(Problem statement) Reproduce the records word for word, with nothing left out.
>>>
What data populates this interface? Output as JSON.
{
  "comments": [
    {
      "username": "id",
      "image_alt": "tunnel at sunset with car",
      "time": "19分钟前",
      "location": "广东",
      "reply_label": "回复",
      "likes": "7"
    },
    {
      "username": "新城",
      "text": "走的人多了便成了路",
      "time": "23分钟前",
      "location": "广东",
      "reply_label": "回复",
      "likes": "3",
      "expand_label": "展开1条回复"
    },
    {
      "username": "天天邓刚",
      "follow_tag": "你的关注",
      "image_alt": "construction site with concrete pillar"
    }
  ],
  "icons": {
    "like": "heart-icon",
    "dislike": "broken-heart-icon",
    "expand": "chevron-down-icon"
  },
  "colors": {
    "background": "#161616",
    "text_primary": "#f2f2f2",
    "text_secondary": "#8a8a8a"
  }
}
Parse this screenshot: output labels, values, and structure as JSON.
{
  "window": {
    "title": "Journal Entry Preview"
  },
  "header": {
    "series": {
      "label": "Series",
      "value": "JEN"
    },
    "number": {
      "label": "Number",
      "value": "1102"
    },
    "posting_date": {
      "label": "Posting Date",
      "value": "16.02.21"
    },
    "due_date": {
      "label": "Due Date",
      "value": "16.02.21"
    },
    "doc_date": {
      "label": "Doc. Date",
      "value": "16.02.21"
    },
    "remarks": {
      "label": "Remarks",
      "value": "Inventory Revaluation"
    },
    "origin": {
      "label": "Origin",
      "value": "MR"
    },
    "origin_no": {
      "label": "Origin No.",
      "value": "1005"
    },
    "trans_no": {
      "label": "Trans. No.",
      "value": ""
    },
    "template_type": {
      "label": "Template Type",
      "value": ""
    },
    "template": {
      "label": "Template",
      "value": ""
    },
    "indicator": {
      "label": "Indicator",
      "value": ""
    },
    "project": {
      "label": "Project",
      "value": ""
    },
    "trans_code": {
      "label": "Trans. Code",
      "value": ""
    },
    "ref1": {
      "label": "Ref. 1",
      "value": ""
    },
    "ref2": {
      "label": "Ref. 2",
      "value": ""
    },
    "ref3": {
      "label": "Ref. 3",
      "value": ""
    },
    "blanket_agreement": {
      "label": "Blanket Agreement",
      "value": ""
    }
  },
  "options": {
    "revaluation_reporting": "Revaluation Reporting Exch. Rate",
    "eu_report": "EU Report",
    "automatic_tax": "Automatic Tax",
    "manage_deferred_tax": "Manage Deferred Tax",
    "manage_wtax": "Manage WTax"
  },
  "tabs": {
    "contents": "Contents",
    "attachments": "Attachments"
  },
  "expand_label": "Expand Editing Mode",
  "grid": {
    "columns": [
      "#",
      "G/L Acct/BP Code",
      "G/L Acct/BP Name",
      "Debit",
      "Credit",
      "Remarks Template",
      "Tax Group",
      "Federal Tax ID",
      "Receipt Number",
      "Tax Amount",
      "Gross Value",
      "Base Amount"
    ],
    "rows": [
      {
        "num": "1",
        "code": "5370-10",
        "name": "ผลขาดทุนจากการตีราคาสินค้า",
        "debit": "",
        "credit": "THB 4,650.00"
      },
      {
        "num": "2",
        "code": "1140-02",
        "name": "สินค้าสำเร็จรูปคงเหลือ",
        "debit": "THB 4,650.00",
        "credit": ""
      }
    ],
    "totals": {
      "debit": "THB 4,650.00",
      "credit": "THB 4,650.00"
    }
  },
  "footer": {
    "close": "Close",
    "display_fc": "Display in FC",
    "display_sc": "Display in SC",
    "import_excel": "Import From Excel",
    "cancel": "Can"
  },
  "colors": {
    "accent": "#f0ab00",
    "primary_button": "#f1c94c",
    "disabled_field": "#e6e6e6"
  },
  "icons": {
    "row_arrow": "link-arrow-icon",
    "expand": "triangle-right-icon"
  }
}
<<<
(Answer for the task)
What data populates this interface? Output as JSON.
{
  "comments": [
    {
      "username": "id",
      "image_alt": "tunnel at sunset with car",
      "time": "19分钟前",
      "location": "广东",
      "reply_label": "回复",
      "likes": "7"
    },
    {
      "username": "新城",
      "text": "走的人多了便成了路",
      "time": "23分钟前",
      "location": "广东",
      "reply_label": "回复",
      "likes": "3",
      "expand_label": "展开1条回复"
    },
    {
      "username": "天天邓刚",
      "follow_tag": "你的关注",
      "image_alt": "construction site with concrete pillar"
    }
  ],
  "icons": {
    "like": "heart-icon",
    "dislike": "broken-heart-icon",
    "expand": "chevron-down-icon"
  },
  "colors": {
    "background": "#161616",
    "text_primary": "#f2f2f2",
    "text_secondary": "#8a8a8a"
  }
}
Parse this screenshot: output labels, values, and structure as JSON.
{
  "window": {
    "title": "Journal Entry Preview"
  },
  "header": {
    "series": {
      "label": "Series",
      "value": "JEN"
    },
    "number": {
      "label": "Number",
      "value": "1102"
    },
    "posting_date": {
      "label": "Posting Date",
      "value": "16.02.21"
    },
    "due_date": {
      "label": "Due Date",
      "value": "16.02.21"
    },
    "doc_date": {
      "label": "Doc. Date",
      "value": "16.02.21"
    },
    "remarks": {
      "label": "Remarks",
      "value": "Inventory Revaluation"
    },
    "origin": {
      "label": "Origin",
      "value": "MR"
    },
    "origin_no": {
      "label": "Origin No.",
      "value": "1005"
    },
    "trans_no": {
      "label": "Trans. No.",
      "value": ""
    },
    "template_type": {
      "label": "Template Type",
      "value": ""
    },
    "template": {
      "label": "Template",
      "value": ""
    },
    "indicator": {
      "label": "Indicator",
      "value": ""
    },
    "project": {
      "label": "Project",
      "value": ""
    },
    "trans_code": {
      "label": "Trans. Code",
      "value": ""
    },
    "ref1": {
      "label": "Ref. 1",
      "value": ""
    },
    "ref2": {
      "label": "Ref. 2",
      "value": ""
    },
    "ref3": {
      "label": "Ref. 3",
      "value": ""
    },
    "blanket_agreement": {
      "label": "Blanket Agreement",
      "value": ""
    }
  },
  "options": {
    "revaluation_reporting": "Revaluation Reporting Exch. Rate",
    "eu_report": "EU Report",
    "automatic_tax": "Automatic Tax",
    "manage_deferred_tax": "Manage Deferred Tax",
    "manage_wtax": "Manage WTax"
  },
  "tabs": {
    "contents": "Contents",
    "attachments": "Attachments"
  },
  "expand_label": "Expand Editing Mode",
  "grid": {
    "columns": [
      "#",
      "G/L Acct/BP Code",
      "G/L Acct/BP Name",
      "Debit",
      "Credit",
      "Remarks Template",
      "Tax Group",
      "Federal Tax ID",
      "Receipt Number",
      "Tax Amount",
      "Gross Value",
      "Base Amount"
    ],
    "rows": [
      {
        "num": "1",
        "code": "5370-10",
        "name": "ผลขาดทุนจากการตีราคาสินค้า",
        "debit": "",
        "credit": "THB 4,650.00"
      },
      {
        "num": "2",
        "code": "1140-02",
        "name": "สินค้าสำเร็จรูปคงเหลือ",
        "debit": "THB 4,650.00",
        "credit": ""
      }
    ],
    "totals": {
      "debit": "THB 4,650.00",
      "credit": "THB 4,650.00"
    }
  },
  "footer": {
    "close": "Close",
    "display_fc": "Display in FC",
    "display_sc": "Display in SC",
    "import_excel": "Import From Excel",
    "cancel": "Can"
  },
  "colors": {
    "accent": "#f0ab00",
    "primary_button": "#f1c94c",
    "disabled_field": "#e6e6e6"
  },
  "icons": {
    "row_arrow": "link-arrow-icon",
    "expand": "triangle-right-icon"
  }
}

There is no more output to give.